Coastal landscape photography is a specialized part of beach photography that can add an interesting aspect to your album. There are many objects to capture – huge expanse of land, water, people, waves, weather… the list is endless. Here are some basic tips and techniques you should understand while capturing and visualizing the coastline landscape.
1. Focal point
No image is perfect without a good focal point for the viewer to hone in on. The biggest problem with photographing the coastline is that it is a wide open with plenty of empty sky, which can make for dull images.
The best way to conquer this common dilemma is to find a point of interest in the sky and focus on it to bring the picture alive. If you are just shooting the coastline, make waves, or someone in the sea, the focal point; whether they are crashing against the coastline or helping a surfer reach his peak, the message will be clearer.
2. Background and foregrounds
Usually the best, and most natural, foreground for the coastline images is the sky, but it can look mundane if you don’t focus on some aspect of a cloud or enhance the beauty of the coast by creating contrast. Choose a smaller aperture for enhancing the foreground and keeping the background in focus.
A common, and endlessly creative, background for coastline images is the sky meeting the sea. Use tides to vary your view, and, as a rule of thumb, make the horizon a third of the way from the bottom or top of the frame to center your focus.
A common phenomenon when water bodies are around. Reflections of various objects can add a new dimension to a bland seascape. Try to make different reflections of objects on and around the coastlines the subject matter of your images.

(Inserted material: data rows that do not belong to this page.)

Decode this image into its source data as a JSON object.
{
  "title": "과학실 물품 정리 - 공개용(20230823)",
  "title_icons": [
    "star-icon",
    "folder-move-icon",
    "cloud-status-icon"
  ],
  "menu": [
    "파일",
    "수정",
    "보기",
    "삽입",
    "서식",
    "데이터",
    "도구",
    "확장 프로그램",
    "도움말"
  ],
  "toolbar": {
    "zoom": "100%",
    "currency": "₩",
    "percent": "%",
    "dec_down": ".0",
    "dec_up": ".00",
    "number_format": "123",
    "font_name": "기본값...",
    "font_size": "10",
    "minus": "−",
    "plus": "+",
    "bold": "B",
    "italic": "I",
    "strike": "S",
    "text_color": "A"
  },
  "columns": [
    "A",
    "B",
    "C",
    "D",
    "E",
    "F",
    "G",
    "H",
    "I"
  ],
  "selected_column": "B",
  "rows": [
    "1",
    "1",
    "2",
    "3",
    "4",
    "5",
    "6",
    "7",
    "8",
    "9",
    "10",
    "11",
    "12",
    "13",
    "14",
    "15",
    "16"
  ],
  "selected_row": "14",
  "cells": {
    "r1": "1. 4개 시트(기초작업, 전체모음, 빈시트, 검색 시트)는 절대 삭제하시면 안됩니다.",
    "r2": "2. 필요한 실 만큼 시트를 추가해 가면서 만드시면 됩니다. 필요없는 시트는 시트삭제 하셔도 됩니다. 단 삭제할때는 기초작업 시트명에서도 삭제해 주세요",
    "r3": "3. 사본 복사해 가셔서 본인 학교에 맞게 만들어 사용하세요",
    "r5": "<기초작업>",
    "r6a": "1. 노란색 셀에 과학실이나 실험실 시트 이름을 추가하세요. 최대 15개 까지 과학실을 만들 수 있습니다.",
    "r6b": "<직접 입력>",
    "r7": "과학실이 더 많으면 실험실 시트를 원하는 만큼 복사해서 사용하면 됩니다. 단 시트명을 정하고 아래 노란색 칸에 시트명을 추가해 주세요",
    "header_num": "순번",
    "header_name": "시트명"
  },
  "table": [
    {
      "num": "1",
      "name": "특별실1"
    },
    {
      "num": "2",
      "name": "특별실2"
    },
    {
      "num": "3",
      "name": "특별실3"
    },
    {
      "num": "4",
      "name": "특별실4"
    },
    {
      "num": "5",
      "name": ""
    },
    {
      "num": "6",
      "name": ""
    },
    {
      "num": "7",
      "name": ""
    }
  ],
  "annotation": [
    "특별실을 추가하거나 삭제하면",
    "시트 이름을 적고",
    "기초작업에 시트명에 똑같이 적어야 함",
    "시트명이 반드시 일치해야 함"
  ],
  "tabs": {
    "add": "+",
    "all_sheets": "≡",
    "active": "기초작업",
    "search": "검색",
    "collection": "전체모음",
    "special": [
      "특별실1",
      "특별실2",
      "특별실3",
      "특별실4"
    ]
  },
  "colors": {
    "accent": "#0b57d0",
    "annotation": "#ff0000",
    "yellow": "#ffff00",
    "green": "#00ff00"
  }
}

Use sunrise and sunsets to emphasize changes in light or create highlights and shadows. If you don’t want reflections in your images, change your angle or the position in which you are standing.
While it may seem like a vast, open expanse to the viewer, the coastline consists of tiny details. Get down to the shoreline and zoom in on boulders, pebbles and shells. Or pick up on living elements like sea anemones, palm trees and rock fish to set off flowing patterns and eliminate blandness.
5. Capture movement
In addition to details and reflection, movement of both sea and sky is a major aspect of creating mood when photographing seascapes. From turbulent storms to surreal calm, the difference between a boring shot and an interesting one lies in the timing.
While a fast shutter speed can enhance surf and foam, a slower one can create a blur which conveys the feeling of motion.